by David Morstad
“Football Team Lets Boy with Down Syndrome Score Touchdown”
“Student with Autism Scores ‘Winning’ Basket”
We have all read the stories and seen the videos. We love them because, frankly, they make us feel good. But at whose expense?
In a 2014 TED talk, the late disability advocate Stella Young popularized the term “Inspiration Porn” to describe a cultural view of people with disabilities as inspirational or heroic based solely on their disability; or, worse, when those without disabilities are portrayed as heroic or especially compassionate when they patronize others. Most of the time, what we see is not real, the person involved derives no real benefit, and we display and consume it for our own pleasure. Inspiration porn.
Within the past year, the concept of inspiration porn has been steadily gaining notice thanks to prominent self advocate voices and informed journalists. This week, though, the topic gained a decidedly new level of attention thanks to an article published in the Disability Stories pages of medium.com. Set in the context of a New Year’s Resolution, the article is worth a read.
As you might expect, there is some tension surrounding this topic. People with disabilities, family members, writers, publishers of positive stories (e.g., themighty.com), and the general public do not share a single point of view. As a non-disabled person who writes about disability issues, it is also an issue that demands my own diligence. Hopefully, I remain mindful of the About section of this site that makes it clear, “to a great extent, this is not my story to tell”. The conversation requires a more sophisticated level of self-examination and it has the potential to deepen our understanding of disability. Nowhere is this more true than among people of faith.
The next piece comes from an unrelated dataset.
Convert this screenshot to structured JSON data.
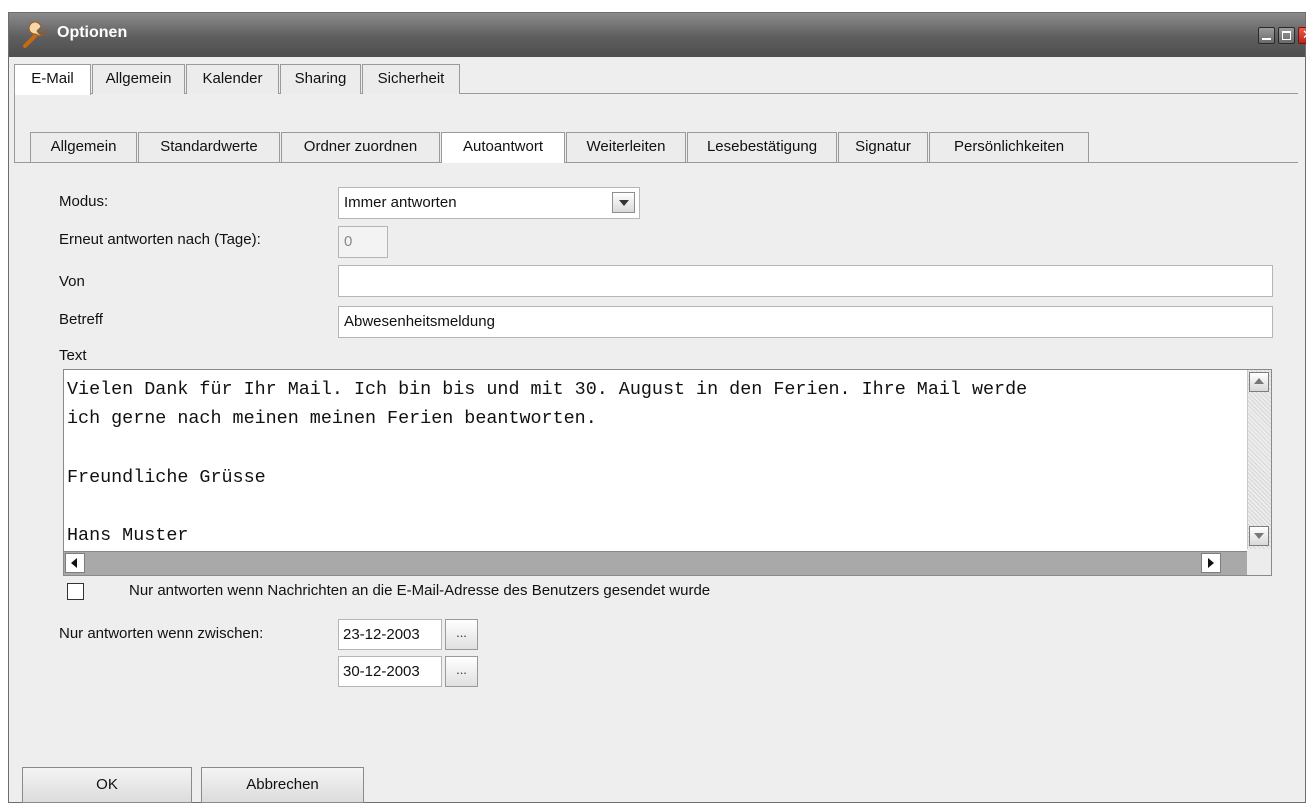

Within the Christian tradition, objectifying disability has, unfortunately, seemed like a pretty good fit with our understanding of the call to be merciful. Our intentions have been honorable, but our outcomes have not. We read of the healing miracles and we hear the “least of these” language and they resonate with our desire to make sense of disability in our world. We seem at times comfortable with the notion that “I can’t fix this thing that is wrong, but God will.” The salient question of course is: What if it’s not a thing to be fixed? What if the people whose disabilities were removed are more than merely objects for our amazement?
The popular notion that people, simply by virtue of their disabilities, have a greater measure of faith or a purer understanding of God than the typical non-disabled person can also be an important part of this issue – and not just because it’s bad theology. It is an objectifying point of view intended either to comfort and inspire the rest of us, or shame us into new ways of thinking and acting.
Perhaps resolutions such as those suggested invites us to a new understanding. “Rise and walk”(John 5:8), “Receive your sight” (Luke 18:42), and “Be healed” are words spoken to each of us, that we might come to know one another better, accept one another unconditionally, grow in community, and rejoice in mutual ministry.